Squadron Launches a Co-ordinated Plan of Search for Lost C-46; Sheriff's Craft Also Sent Out
The Air Force's Air Rescue Swuadron today established a headquarters at Buffalo Airport and launched a co-ordinated plan of search for the C-46 airliner which vanished Saturday night on a nonscheduled flight from Pittsburgh to Buffalo.
Army, Navy, Air Force, Coast Guard, Civil Air Patrol and Royal Canadian Air Force planes took part in the search, which covered the mountainous, the wooded and the plain areas of Western New York and contiguous sections of Lake Erie and Ontario. Each unit was assigned a specific sector.
This was one phrase of the widespread search. Sheriff's deparmtents of Eire and Chautauqua Counties sent out planes of their own. The Coast Guard displatched surface craft to cover the waters at the western end of Lake Erie. Sheriff's deputies, in autos and onfoot patrols, scoured the countryside seeking some trace of the plane.
Never Flashed Word
A similar search in Western Pennsylvania dovetailed from Pittsburgh with the hunt from Buffalo.
The airliner, which took off from Pittsburgh at 9:47 o'clock Saturday night and should have arrived at Buffalo Airport an hour later, never flashed a word of distress or of progress.
It carried a crew of seven and 33 passengers, including a Buffalo Marine, a Lockport woman, a Canadian woman en route to visit her mother in Buffalo and a Miami sergeant planning to visit friends here.
Word of the plane's disappearance brought several reports Sunday indiciating that it may have crashed, but investigation of each proved fruitless.
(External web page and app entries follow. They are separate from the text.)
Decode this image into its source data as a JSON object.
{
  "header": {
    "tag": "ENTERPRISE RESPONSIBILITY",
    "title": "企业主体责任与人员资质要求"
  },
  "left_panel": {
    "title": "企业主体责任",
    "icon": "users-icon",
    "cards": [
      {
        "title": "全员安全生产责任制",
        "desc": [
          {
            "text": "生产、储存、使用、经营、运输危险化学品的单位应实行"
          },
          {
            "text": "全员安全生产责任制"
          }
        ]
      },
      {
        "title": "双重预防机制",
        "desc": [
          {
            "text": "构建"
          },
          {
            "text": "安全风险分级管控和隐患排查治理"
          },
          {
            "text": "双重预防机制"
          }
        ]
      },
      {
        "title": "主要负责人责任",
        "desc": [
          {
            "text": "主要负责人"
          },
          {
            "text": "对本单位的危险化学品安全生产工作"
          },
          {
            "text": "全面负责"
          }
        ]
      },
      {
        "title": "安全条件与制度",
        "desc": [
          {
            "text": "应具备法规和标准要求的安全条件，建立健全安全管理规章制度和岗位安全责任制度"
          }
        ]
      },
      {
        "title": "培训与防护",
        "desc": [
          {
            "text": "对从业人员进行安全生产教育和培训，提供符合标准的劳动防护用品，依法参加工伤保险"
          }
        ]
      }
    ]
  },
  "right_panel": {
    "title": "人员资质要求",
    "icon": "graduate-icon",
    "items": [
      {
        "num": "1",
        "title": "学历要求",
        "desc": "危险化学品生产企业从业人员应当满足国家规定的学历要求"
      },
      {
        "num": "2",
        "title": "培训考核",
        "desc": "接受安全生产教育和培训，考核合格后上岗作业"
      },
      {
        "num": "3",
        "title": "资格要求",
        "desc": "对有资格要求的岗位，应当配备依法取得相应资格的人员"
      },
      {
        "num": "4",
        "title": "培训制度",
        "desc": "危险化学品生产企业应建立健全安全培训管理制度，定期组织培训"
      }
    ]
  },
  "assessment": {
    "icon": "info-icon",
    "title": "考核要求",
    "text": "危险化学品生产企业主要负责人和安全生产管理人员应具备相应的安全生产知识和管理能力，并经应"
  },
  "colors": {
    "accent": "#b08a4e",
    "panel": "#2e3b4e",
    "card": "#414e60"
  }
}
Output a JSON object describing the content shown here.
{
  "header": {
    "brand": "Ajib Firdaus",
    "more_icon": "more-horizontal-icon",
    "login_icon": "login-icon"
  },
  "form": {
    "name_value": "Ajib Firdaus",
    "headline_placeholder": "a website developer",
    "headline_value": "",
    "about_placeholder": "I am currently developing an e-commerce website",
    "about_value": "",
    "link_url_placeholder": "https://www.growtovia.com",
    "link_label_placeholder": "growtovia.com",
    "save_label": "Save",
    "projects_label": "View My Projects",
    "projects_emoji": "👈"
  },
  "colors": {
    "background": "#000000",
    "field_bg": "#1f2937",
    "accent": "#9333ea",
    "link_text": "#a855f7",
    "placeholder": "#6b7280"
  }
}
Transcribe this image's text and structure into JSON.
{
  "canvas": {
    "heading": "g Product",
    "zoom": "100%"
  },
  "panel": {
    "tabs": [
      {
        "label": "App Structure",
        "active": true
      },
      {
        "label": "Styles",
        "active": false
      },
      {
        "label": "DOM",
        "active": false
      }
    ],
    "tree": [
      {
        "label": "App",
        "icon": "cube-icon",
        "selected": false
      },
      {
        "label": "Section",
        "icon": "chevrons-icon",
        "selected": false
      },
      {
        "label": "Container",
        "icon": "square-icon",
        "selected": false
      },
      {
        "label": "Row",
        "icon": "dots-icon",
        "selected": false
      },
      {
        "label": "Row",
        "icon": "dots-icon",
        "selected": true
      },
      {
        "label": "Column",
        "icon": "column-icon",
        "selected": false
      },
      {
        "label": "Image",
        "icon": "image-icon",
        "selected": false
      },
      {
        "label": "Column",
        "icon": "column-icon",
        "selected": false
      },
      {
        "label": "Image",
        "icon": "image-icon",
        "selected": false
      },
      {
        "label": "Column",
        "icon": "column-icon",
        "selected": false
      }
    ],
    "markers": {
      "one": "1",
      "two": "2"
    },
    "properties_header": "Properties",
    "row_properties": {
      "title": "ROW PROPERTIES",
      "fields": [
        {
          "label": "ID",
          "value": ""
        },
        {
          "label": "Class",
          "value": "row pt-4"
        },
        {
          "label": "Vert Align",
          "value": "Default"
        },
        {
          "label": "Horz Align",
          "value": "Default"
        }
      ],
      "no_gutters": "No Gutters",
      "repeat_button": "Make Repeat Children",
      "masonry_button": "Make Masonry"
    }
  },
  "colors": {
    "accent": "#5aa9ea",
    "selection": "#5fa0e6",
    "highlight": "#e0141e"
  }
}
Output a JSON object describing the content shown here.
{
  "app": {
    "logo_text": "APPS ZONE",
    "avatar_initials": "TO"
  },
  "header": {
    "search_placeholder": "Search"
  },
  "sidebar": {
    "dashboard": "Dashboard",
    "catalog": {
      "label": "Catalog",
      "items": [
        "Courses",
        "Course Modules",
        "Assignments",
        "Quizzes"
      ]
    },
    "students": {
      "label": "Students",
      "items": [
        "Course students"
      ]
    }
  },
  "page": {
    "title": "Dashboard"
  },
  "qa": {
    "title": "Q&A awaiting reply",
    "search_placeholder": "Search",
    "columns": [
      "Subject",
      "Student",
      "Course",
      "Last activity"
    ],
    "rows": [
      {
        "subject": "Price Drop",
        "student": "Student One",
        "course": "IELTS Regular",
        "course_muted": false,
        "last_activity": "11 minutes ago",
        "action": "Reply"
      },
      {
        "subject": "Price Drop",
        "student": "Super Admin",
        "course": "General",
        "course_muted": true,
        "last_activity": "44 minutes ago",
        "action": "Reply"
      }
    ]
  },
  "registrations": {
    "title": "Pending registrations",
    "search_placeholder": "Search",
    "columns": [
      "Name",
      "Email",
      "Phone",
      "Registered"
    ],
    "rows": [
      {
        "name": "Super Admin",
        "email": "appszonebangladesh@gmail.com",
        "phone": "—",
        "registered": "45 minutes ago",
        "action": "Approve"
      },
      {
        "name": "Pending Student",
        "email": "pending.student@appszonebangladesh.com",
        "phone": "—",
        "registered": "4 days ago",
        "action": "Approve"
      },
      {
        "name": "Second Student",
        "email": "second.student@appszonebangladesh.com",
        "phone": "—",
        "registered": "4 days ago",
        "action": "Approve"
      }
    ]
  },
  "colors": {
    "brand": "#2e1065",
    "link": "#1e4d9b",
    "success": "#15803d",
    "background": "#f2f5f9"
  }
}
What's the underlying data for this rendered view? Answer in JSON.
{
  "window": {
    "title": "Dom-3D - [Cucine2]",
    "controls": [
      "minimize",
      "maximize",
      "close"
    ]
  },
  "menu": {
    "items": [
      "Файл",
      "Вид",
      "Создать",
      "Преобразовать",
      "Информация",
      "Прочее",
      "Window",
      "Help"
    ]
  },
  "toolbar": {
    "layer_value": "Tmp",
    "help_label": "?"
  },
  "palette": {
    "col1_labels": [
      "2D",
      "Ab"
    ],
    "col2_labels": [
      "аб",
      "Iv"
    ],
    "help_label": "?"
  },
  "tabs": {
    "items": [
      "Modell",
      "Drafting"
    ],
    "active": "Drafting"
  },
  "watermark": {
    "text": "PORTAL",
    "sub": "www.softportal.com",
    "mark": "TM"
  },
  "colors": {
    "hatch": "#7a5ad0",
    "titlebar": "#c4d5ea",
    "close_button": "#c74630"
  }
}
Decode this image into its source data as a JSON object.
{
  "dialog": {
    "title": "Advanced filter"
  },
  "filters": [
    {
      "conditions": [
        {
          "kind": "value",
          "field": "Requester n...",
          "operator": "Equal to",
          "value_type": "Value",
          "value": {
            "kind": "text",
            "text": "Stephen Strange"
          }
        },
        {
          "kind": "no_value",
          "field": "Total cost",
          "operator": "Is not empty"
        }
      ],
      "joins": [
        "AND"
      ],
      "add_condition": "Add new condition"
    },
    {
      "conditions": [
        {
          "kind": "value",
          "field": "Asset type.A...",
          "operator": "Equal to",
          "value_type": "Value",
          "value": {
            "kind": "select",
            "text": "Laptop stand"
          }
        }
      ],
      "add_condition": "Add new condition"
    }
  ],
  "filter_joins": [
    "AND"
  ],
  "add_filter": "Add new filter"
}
One reported that wreckage was found along the Clarion River in Western Pennsylvania. Another reported an explosion at Leach Hill, near Ellington, and a third mentioned a blast as Sheridan, but Chautauqua County sheriff's deputies checked these and found no evidence.
Search Units Listed
Capt. Gene A. Culbertson of Flight D, Flifth Air Rescue Squadron, stationed at Selfridge Air Base, Michigan, flew in early today and established headquarters at the C.A.P. headquarters at Buffalo Airport. Shortly afterward, he announced that search units had been put into action as follows:
Two amphibious planes from the Cleveland Coast Guard Station, patrolling Lake Erie between Conneaut, Oh. and Buffalo.
Five RCAF planes patroling Lake Ontario.
Submitted by Mary Elizabeth Dunbar, Ellicottville Historical Society.